Of those retrenched in the 12 months to February 2013, 50% were employed at the end of that period, while 29% were unemployed and 22% were not in the labour force (table 2). Among those employed, many had changed at least one aspect of the work they had previously done: 27% had changed industry; 19% had changed occupation; 33% had changed their hours of work; and 17% had a change of employment type (for example from employee to an owner-manager of an incorporated or unincorporated enterprise, or vice versa). Those changing their industry, occupation, hours of work or employment type may have changed several of these aspects, whilst others may have only changed one.

The labour force outcomes of those retrenched in the 12 months to February 2006 and February 2000 were not statistically significantly different from those from February 2013.

Table 2. PERSONS RETRENCHED DURING THE PREVIOUS 12 MONTHS, Labour force status in the reference week of the survey

February 2000
February 2006
February 2013

Labour force status in reference week of survey
%
%
%

Employed
46.4
54.0
49.5
Changed industry(a)
24.4
28.8
26.8
Changed occupation(a)
18.5
20.9
19.0
Changed employment type(a)
n/a
21.5
17.1
Changed usual hours worked(a)
n/a
38.6
33.1
Unemployed
29.9
28.7
28.9
Not in the labour force
23.7
17.3
21.6
Total
100.0
100.0
100.0

n/a Not collected in the 2000 Labour Mobility Survey.
(a) These categories are not mutually exclusive.
Source: Data available on request, Labour Mobility Survey, 2013

FORTHCOMING IMPROVEMENTS TO ABS RETRENCHMENT DATA

Information on retrenchments is important in understanding the performance of the labour market, particularly during economic downturns. While this analysis has made the most of the largely biennial data on retrenchments from the Labour Mobility Survey, the picture on retrenchments is limited due to its biennial frequency and 12-month perspective. This means that for example in the post-global financial crisis downturn, retrenchment data is only available for the periods prior to February 2008 and following February 2010, and it is difficult to infer the pattern of retrenchments in the period in between (which included the start of global financial crisis).

To better inform on changes in the labour market the ABS will introduce a comprehensive and more frequent measure of retrenchments in the Labour Force Survey (LFS). The ABS will commence collecting information on retrenchments on a quarterly basis in the LFS from August 2014. Data will be presented on the numbers retrenched, as well as a retrenchment rate derived as a proportion of the number of people employed in the previous quarter. These data are expected to be available from the May 2015 issue and will be presented by labour force status by state; by labour force status by sex; and by age by sex.

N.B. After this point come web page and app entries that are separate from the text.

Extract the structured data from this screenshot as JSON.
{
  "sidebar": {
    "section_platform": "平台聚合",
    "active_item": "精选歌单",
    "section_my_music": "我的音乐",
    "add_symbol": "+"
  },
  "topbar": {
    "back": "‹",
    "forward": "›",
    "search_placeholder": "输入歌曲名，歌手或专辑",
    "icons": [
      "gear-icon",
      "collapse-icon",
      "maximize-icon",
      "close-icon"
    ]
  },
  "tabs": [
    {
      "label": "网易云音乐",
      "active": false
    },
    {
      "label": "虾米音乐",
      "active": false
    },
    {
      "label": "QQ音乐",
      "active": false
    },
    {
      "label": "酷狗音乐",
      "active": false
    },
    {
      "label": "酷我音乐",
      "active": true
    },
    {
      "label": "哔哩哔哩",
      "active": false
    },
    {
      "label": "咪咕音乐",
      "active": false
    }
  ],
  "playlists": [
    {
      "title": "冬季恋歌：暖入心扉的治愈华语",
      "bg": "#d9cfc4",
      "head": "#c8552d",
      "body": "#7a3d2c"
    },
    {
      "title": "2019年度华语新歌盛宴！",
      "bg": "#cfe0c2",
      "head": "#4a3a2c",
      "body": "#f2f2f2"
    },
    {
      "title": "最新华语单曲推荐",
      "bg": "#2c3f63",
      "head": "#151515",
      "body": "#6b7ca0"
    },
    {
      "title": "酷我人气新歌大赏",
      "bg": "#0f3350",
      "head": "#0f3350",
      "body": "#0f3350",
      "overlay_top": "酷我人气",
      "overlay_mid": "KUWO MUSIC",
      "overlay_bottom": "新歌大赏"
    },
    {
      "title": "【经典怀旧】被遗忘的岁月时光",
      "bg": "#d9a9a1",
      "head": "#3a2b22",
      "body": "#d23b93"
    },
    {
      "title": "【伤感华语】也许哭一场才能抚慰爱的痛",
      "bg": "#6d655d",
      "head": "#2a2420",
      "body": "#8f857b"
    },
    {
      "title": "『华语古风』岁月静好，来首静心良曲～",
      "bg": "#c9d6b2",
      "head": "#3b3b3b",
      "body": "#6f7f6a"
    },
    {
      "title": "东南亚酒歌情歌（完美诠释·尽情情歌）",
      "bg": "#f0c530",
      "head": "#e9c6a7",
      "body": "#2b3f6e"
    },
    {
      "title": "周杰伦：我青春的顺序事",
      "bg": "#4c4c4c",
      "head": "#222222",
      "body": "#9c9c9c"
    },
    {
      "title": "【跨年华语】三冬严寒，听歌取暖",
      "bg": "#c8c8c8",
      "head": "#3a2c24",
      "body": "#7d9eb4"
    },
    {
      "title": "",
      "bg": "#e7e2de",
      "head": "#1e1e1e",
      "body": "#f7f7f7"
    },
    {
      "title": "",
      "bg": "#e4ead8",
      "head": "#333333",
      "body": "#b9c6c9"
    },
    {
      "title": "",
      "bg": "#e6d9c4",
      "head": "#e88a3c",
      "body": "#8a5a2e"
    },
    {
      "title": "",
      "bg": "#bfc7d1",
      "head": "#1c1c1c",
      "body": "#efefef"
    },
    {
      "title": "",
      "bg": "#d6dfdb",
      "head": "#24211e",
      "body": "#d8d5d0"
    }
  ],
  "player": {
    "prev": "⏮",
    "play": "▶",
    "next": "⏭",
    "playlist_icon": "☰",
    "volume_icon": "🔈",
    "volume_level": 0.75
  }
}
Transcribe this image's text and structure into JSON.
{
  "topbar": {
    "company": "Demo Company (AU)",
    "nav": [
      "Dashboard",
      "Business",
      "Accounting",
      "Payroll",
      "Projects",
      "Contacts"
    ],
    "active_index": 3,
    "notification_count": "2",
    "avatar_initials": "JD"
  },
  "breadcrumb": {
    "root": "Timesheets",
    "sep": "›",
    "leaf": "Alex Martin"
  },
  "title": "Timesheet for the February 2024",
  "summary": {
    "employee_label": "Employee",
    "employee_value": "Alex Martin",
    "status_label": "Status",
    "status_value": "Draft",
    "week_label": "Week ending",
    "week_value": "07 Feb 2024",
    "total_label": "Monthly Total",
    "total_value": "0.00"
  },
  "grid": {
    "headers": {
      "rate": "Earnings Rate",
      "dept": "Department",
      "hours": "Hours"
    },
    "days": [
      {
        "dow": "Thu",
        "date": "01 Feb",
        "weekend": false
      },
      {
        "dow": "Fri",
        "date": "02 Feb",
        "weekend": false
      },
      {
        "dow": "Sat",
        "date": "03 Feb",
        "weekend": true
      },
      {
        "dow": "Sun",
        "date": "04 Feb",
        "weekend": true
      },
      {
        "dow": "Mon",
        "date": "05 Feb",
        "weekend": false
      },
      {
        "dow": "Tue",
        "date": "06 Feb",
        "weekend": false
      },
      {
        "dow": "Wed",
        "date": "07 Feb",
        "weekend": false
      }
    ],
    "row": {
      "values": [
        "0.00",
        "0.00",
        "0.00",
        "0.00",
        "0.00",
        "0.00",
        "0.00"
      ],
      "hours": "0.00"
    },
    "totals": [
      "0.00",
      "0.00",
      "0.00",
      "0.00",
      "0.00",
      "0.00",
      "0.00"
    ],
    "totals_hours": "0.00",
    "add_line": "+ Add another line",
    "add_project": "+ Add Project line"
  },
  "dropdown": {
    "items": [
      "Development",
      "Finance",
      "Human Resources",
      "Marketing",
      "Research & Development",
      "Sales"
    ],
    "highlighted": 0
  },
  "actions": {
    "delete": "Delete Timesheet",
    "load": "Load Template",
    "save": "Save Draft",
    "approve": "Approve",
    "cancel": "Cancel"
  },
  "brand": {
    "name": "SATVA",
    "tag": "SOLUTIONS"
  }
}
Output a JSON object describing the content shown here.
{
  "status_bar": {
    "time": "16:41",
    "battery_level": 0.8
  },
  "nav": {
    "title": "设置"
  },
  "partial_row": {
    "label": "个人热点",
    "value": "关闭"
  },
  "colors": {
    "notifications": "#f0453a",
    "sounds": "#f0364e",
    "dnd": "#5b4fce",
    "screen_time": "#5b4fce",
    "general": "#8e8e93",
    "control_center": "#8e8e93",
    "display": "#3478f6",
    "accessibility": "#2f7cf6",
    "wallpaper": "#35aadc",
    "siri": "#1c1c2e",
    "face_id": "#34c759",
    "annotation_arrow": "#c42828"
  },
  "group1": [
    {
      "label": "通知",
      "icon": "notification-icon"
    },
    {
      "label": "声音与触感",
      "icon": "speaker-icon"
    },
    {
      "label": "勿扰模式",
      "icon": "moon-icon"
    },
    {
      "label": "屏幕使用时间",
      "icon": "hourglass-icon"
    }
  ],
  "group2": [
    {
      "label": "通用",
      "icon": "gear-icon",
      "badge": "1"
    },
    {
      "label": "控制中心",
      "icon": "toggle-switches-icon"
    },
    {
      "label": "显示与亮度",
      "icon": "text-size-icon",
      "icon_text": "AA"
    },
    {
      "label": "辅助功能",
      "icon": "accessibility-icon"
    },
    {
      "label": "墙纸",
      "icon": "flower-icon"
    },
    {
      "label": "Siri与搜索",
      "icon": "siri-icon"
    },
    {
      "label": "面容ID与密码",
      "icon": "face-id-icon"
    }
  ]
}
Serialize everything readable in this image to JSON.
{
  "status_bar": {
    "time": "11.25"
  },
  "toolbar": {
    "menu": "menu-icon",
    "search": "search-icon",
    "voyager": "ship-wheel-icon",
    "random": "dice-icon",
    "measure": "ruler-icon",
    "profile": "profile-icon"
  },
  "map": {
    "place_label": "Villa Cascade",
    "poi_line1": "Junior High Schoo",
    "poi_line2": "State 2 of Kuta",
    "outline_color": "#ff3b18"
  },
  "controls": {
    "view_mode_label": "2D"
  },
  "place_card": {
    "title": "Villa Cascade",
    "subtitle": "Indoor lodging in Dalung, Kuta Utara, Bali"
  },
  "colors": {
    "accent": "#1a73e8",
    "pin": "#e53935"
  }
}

FURTHER INFORMATION

For more information about the information presented in this article, please contact the Labour Market Statistics Section on (02) 6252 7206 or email labour.statistics@abs.gov.au.

END NOTES

1. Retrenchment estimates presented in this analysis do not necessarily capture all people who were retrenched (or all instances of retrenchment) in the 12 month period. The Labour Mobility Survey only collects information on the reason for a person ceasing their last job in a 12 month period. It would not capture people who were retrenched in the twelve month period, but then commenced and ceased a subsequent job for another reason. Likewise, in the case of people who were retrenched more than once in the twelve month period, it would only capture the retrenchment from their last job.

2. Retrenchments defined in this article include persons who ceased their last job because they were either:
    • employees who were laid off, including no work available, made redundant, employer went out of business or dismissed; and
    • self employed people whose business closed down for economic reasons, including 'went broke', liquidated, no work, or no supply or demand.

3. Data by state and territory relates to the person's usual residence in the survey reference week, which may differ from the state or territory where the retrenchment occurred.

4. It is not possible to derive an estimate of the number of people employed by industry at some point over the 12 month period (the denominator used for the other rates in this article), so instead the level of employment at February 2012 (the beginning of the period) is used.